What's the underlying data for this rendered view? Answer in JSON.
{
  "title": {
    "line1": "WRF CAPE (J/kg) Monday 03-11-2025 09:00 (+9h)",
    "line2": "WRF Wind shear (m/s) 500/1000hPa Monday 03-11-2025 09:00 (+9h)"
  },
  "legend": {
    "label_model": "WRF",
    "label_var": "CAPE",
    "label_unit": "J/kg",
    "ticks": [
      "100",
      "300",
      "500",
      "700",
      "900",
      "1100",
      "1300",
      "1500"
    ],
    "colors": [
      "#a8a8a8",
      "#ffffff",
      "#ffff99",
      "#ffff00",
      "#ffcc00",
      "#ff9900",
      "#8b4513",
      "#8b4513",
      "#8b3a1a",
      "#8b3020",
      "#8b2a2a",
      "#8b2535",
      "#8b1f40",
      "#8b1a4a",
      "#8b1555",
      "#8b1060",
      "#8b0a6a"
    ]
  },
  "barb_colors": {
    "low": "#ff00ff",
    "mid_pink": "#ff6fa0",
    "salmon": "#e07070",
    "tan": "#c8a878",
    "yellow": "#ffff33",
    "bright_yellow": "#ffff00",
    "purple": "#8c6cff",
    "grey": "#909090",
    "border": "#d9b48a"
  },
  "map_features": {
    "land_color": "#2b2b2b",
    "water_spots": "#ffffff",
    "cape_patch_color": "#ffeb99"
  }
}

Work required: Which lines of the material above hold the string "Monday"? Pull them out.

Finished exercise:
    "line1": "WRF CAPE (J/kg) Monday 03-11-2025 09:00 (+9h)",
    "line2": "WRF Wind shear (m/s) 500/1000hPa Monday 03-11-2025 09:00 (+9h)"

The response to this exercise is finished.